===== Task material

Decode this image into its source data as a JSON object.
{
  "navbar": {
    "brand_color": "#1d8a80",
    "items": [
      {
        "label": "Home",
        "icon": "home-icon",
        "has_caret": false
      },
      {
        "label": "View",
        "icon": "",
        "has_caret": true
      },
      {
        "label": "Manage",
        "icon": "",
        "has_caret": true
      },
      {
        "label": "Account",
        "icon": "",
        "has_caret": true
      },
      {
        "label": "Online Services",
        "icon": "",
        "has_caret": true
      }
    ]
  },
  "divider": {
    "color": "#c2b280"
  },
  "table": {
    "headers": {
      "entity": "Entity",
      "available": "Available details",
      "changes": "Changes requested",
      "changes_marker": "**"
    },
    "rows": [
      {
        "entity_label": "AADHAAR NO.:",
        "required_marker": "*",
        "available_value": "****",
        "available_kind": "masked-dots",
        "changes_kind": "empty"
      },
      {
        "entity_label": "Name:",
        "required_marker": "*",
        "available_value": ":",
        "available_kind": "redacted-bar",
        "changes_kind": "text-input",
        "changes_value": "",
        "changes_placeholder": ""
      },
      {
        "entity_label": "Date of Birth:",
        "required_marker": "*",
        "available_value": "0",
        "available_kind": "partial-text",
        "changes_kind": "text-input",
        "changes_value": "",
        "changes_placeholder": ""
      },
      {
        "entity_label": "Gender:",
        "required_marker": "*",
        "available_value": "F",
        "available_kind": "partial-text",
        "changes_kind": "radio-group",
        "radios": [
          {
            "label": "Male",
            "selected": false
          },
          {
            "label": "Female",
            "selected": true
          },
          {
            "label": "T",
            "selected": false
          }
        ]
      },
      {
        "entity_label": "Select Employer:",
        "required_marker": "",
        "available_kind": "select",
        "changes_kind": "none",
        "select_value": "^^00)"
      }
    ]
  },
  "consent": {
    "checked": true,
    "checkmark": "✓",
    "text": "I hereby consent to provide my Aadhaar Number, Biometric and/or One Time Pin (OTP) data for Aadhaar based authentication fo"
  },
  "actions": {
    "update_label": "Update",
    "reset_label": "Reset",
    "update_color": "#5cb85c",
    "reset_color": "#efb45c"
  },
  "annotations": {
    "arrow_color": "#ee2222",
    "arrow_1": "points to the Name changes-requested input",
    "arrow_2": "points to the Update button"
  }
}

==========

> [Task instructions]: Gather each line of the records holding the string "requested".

> [Solution to this task]:
      "changes": "Changes requested",
    "arrow_1": "points to the Name changes-requested input",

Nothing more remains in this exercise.